What is needed: Across these entries, how many lines contain the word "question"? Answer with only the number.

Records shown:
:::

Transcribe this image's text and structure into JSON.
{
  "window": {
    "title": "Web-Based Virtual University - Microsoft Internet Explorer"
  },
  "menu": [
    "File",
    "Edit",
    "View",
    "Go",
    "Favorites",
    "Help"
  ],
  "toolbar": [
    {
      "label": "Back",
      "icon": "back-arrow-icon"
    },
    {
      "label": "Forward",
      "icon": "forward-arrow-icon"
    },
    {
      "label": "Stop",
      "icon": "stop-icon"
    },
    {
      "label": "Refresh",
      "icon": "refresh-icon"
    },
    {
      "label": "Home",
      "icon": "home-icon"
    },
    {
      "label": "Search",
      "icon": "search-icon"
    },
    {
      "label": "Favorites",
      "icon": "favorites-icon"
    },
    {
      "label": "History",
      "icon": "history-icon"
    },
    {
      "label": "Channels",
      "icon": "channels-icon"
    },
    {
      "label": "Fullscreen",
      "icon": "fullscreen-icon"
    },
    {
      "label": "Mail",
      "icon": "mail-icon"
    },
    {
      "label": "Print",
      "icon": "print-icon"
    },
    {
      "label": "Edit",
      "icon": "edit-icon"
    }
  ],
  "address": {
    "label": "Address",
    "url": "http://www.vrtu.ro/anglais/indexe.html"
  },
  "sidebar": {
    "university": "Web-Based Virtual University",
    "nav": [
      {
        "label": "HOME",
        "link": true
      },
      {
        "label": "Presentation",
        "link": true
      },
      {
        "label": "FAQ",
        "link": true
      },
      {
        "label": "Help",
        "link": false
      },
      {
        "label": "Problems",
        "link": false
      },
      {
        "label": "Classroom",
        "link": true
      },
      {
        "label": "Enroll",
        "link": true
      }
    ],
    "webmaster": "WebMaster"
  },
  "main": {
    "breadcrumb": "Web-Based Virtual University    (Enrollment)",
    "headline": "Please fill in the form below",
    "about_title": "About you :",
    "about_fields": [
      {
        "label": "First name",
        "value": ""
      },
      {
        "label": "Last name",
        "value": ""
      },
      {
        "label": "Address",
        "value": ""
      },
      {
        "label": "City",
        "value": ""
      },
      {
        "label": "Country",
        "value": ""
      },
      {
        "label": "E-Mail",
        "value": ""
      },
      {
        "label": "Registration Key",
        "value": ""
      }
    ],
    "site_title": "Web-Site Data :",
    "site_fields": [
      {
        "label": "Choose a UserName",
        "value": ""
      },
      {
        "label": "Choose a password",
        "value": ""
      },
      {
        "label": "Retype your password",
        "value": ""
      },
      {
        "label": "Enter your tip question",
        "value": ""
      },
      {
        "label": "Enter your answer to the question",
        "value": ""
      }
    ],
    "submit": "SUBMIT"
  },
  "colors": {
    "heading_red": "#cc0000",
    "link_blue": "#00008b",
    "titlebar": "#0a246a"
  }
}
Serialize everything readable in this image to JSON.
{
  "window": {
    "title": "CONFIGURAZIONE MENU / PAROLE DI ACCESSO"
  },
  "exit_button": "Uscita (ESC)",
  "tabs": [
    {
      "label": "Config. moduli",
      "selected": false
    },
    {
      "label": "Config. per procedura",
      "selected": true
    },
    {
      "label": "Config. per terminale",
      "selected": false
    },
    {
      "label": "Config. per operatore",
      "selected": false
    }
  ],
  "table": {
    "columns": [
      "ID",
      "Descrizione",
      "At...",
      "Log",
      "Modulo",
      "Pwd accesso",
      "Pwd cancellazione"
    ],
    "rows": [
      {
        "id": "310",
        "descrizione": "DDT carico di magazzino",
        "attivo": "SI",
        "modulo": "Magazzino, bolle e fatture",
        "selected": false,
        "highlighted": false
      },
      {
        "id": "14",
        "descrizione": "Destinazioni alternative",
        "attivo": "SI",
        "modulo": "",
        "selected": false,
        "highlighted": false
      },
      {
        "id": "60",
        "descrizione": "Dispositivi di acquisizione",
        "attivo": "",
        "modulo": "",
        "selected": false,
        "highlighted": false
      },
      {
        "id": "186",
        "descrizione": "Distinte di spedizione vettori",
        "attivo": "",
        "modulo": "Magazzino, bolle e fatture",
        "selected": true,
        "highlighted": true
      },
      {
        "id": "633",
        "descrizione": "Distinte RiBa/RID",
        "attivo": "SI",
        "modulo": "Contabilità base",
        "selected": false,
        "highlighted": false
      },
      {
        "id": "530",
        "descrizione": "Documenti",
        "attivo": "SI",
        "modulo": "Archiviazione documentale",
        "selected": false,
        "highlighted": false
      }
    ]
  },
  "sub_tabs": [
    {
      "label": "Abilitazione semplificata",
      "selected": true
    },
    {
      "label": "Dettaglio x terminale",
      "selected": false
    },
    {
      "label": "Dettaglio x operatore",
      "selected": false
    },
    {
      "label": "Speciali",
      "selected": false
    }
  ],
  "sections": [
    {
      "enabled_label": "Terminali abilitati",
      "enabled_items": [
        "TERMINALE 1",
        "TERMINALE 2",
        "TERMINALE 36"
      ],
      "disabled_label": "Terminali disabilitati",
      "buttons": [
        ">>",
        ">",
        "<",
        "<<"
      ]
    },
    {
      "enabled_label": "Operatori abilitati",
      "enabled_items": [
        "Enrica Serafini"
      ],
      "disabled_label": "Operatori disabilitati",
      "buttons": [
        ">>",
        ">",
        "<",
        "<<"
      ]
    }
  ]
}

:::

Answer to this exercise: 2